By The Guardian
LONDON: The number of dependants that foreign care workers are allowed to bring in to the UK could be cut under government plans to reduce immigration, a cabinet minister has said.
Steve Barclay, the environment secretary, said the home secretary, James Cleverly, was considering restrictions on dependant numbers as an option to reduce figures.
Under proposals from the immigration minister, Robert Jenrick, workers could be banned from bringing dependants or restricted to bringing one relative with them.
Asked how far he supported a cap on migration, Barclay told Times Radio: “I absolutely support bringing the numbers down. We clearly need to go further, faster.
“We’re taking action, for example, on dependants, so around 150,000 student dependants where that route has been closed. That announcement has been made.”
He added: “One of the areas where I know the home secretary will want to look is dependants of those coming into the care sector.
“So, there are a range of options. The home secretary … it’s quite right to say we need to bring those numbers down.
“There’s action that we have already taken such as on student dependants, where a tighter approach is being applied, but clearly we need to go further and I absolutely support the home secretary in doing so.”
Most foreign care workers have come from Nigeria, India and Zimbabwe, according to Skills for Care, a government-funded agency. Since the Home Office added care workers to the shortage occupation list, 14% of care workers in England are now from non-EU countries (excluding the UK), while 7% are from the EU.
Official figures published last week showed net migration reached a record 745,000 in 2022, prompting Tory calls for curbs.
The figures exposed tensions within the cabinet, with ministers clashing over options to reduce migration. Jenrick, once seen as close to the prime minister, Rishi Sunak, said on Tuesday he would have cut the number of people coming into the UK “before last Christmas” if it could have been done.
Jenrick appeared to express frustration with the government’s failure to adopt his suggestions to reduce overall migration in line with a 2019 manifesto pledge.
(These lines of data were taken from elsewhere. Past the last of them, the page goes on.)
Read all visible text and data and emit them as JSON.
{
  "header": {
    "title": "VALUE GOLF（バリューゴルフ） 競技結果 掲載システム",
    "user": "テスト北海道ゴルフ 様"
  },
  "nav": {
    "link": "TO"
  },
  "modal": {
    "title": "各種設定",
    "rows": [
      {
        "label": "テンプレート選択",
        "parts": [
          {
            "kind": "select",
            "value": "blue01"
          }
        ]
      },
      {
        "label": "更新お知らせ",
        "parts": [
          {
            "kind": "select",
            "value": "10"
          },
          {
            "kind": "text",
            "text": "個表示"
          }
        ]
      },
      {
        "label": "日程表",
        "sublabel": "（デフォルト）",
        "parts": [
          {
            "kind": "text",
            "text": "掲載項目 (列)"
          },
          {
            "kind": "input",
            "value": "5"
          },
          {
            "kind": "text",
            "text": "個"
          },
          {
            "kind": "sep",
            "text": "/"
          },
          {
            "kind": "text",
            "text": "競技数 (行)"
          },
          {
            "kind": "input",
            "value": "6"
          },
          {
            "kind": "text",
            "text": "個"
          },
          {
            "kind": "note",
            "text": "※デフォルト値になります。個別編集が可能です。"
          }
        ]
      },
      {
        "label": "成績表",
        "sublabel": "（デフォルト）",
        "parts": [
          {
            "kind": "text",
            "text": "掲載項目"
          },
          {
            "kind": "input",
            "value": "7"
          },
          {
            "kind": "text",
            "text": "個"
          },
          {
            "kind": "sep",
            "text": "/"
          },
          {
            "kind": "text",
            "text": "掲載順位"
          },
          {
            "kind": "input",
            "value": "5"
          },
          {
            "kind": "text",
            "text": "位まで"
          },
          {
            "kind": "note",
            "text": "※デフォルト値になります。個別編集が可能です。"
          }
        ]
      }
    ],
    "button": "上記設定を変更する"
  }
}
It has been reported that he has his own five-point plan that he has presented to No 10.
Suella Braverman, who was sacked as home secretary, has since claimed that the prime minister reneged on a deal to implement policies such as caps on the number of work visas or increasing minimum salary levels while she was in office.
Sunak, backed by the foreign secretary, David Cameron, and Cleverly, is believed to be reluctant to give in to demands to block human rights laws so asylum seekers can be sent to Rwanda.